Pension Engagement – How Can We Improve?

5th August 2015

Posted In: WMB Advice

Pensions are long term savings products and it has been well documented that people find it easier to focus on the cents in their pocket today, rather than the Euros in their pension fund for tomorrow.

Words: Maura Howe, The Pensions Authority

However the average person retiring today at 66 has a life expectancy of 20-23 more years – that’s a long time to have to fund in retirement. Indeed people’s perceptions of pensions as being too complicated are another barrier to engaging properly with their pensions. For this reason the Pensions Authority encourages pension savers and anyone looking to set-up a pension to ask questions of those providing the information and keep asking.

The information itself can act as a barrier if it is too jargon heavy and not user friendly. Positive strides have been made in this respect by some providers who are communicating with members through succinct, accessible information online. The Pensions Authority has recently published a range of information materials online, which follow the Disclosure Regulations as set out in the Pensions Act. They have been designed to be more user friendly, giving scheme members the information they’re looking for up-front.

Starting to engage with the pension process still remains a problem for many because it comes back to the fact that we find it challenging to think as far into the future as retirement in favour of short term needs and wants. As a result, letting someone else do the thinking for us can be appealing. 30% of consumers surveyed in a recent Pensions Authority RedC poll confirmed they were in an occupational pension scheme, set-up by their employer.

Annual Pensions Authority research with RedC indicates that approximately 70% of Irish consumers would be in favour of some kind of a mandatory or automatic enrolment pension. The UK has recently introduced an auto-enrolment pension scheme, NEST, for all employees who weren’t already enrolled in a pension. An OECD report commissioned by the Minister for Social Protection recommended a mandatory or auto-enrolment system for Ireland. In the past year the Minister has organised a multi-disciplinary group to look at a roadmap for such a savings initiative.


Engaging With Your Pension
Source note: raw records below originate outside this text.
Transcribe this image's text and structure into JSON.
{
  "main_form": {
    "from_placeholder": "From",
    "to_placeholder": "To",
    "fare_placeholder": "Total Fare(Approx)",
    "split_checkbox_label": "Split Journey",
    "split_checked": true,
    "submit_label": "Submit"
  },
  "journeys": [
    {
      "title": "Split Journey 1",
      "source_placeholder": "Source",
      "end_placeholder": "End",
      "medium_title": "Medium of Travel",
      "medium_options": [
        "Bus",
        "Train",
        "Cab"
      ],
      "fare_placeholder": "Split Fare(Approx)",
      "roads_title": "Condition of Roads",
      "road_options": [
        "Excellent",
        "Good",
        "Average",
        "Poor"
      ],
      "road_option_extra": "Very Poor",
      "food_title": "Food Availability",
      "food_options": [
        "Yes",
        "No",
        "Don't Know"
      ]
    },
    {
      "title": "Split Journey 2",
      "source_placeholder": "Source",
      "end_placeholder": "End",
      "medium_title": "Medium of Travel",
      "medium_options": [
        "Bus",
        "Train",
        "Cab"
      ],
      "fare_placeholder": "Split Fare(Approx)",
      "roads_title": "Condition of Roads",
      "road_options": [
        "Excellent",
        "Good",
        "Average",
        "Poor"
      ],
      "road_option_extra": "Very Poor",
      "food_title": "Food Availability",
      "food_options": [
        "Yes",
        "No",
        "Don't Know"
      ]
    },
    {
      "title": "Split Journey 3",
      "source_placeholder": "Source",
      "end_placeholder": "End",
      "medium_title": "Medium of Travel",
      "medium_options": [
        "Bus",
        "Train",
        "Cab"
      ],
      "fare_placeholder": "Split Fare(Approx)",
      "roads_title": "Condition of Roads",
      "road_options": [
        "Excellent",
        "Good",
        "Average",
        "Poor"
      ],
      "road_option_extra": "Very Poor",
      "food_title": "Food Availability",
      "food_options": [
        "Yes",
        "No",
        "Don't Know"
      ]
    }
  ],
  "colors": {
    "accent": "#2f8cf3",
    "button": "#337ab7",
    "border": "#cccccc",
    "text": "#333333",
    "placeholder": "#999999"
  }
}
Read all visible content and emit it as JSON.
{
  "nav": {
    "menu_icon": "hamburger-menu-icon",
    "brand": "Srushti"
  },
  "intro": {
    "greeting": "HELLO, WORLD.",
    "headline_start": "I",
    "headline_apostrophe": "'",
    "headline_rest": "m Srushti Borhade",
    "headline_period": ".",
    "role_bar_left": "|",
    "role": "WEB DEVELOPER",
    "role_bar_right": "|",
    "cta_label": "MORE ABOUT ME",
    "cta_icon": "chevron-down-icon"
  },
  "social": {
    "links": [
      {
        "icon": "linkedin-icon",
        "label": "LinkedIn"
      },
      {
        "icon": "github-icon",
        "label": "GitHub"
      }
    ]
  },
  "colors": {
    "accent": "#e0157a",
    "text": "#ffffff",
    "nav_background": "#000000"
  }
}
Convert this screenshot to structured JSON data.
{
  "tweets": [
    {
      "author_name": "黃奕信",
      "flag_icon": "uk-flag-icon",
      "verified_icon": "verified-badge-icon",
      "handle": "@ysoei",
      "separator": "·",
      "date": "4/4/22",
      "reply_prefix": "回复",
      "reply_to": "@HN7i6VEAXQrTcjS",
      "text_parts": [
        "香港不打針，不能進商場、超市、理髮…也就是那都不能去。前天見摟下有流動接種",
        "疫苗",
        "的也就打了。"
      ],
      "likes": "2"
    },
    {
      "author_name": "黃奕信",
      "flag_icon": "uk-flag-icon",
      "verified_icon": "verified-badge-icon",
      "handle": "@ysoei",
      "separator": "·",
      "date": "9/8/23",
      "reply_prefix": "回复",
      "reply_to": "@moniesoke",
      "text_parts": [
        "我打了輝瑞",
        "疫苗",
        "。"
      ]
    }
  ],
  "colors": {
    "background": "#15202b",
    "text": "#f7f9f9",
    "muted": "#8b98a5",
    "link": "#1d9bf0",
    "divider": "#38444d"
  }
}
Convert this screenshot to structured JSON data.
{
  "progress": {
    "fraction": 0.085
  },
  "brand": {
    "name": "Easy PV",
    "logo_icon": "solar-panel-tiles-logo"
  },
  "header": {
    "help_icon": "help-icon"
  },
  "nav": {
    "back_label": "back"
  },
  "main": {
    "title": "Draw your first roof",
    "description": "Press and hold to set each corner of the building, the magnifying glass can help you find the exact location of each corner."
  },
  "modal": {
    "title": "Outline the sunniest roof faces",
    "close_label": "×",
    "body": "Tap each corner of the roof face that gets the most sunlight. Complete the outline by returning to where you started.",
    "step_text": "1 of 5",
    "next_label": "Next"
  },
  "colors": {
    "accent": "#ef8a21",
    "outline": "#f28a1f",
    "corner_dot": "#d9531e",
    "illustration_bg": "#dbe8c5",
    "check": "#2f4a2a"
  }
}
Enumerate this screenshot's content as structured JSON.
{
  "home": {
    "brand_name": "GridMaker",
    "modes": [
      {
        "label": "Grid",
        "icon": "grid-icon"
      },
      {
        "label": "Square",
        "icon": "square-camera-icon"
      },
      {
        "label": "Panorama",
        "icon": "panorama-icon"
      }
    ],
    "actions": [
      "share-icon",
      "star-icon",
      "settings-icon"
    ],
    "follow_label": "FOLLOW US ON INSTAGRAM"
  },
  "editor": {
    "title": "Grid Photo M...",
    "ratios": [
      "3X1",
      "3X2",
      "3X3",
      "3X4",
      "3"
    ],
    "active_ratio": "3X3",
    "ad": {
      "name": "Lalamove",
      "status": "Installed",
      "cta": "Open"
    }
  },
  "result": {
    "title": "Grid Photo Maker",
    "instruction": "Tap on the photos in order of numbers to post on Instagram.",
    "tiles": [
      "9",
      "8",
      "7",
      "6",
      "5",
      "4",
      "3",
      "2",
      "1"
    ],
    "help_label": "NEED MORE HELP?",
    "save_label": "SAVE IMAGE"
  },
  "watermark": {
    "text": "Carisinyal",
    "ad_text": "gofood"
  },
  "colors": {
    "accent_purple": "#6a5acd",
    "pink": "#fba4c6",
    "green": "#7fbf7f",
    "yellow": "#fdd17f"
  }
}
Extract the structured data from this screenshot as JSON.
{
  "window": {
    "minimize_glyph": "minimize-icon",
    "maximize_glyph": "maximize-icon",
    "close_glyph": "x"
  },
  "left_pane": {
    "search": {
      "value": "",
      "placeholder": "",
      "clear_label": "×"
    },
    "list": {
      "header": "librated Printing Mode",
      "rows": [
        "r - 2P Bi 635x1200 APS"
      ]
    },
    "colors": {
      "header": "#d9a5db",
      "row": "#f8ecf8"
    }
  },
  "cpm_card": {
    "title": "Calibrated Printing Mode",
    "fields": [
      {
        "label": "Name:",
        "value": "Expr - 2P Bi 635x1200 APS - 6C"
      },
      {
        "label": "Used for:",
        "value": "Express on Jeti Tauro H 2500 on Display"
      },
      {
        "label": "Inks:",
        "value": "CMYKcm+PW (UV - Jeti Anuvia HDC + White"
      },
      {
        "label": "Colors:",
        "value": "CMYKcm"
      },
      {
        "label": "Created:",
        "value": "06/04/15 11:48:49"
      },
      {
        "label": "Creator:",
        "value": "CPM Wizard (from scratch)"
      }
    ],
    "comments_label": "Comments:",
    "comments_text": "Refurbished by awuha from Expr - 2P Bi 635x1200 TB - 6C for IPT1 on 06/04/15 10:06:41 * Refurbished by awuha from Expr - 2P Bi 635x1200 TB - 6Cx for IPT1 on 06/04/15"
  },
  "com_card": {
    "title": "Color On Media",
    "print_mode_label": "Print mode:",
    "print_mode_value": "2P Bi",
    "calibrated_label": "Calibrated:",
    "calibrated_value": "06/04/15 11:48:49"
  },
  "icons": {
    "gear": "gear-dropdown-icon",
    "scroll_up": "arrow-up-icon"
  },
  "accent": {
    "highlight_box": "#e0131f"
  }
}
For those who don’t understand their pension options and the process the Pensions Authority encourages them to start by considering the type of lifestyle they would like in retirement, how much they think they might need in retirement to provide for that lifestyle and work back from there.

It is then important to work out the basics:

1. Starting with the type of pension you might be in or could access. There are three main types; occupational pensions, personal pensions such as Personal Retirement Savings Accounts (PRSAs) and Retirement Annuity Contracts (RACs)

2. The level of contribution you or your employer might be making and whether it will provide enough in retirement to meet your needs.

3. The tax relief available on your pension contributions, the rate is still currently at your highest rate of tax.

4. The charges that are a cost to your scheme, as they can reduce the overall amount in your fund

5. How your pension savings are being invested, the type of investment strategy in place and the level of risk involved. For people who aren’t familiar with investments this can be a daunting prospect however it is very personal to each individual. You need to think about how important getting a strong return on the investment would be versus the risk of losing value in your fund. People who don’t want to make these kind of decisions often opt for the Default Investment option which most schemes offer however before you make that decision you should think about the type of Default on offer and how it suits your needs. For further information on the whole area of risk check-out the ‘Investment: Risk and Reward’ section of ‘Understanding your Pension’ on

6. What type of options are available on retirement and finally

7. The level of State benefit you think you might be entitled to on retirement, bearing in mind that the State pension age increased to 66 years for everyone in January 2014 and is set to increase again to 67 in 2012 and 68 in 2028.


Keeping In Touch

One of the reasons people give for not knowing what pension they should receive in retirement can be down to their having lost track of their pension over the years. For this reason the Authority encourages people to keep an up to-date pensions information file – you never know when you might need it. It is also the responsibility of the scheme member, when they leave a scheme with an entitlement to a deferred benefit, to inform the scheme trustees/ administrators if they change address, otherwise the scheme has no way of knowing their current whereabouts.

People’s expectation in retirement and how they manage their finances are personal to each individual, no two people have the same career path, have the same expenses and want the same lifestyle in retirement. Therefore the decisions people make are highly personal to them, getting the right financial advice is therefore very worthwhile particularly when you consider a pension can be one of the most valuable assets you will need to manage.

Getting to the bottom of pension understanding is multi-layered, the solutions involve various moving parts, however keeping the conversation simple for members is a good starting point.

To find out more talk to your work colleagues, employer, trustees, pension provider, financial advisor, family and friends. Visit the ‘Understanding your pension’ section on to get more information. 

Read about the ESRI and Trinity College Dublin’s research examining how well-informed people are about their future pension benefits here.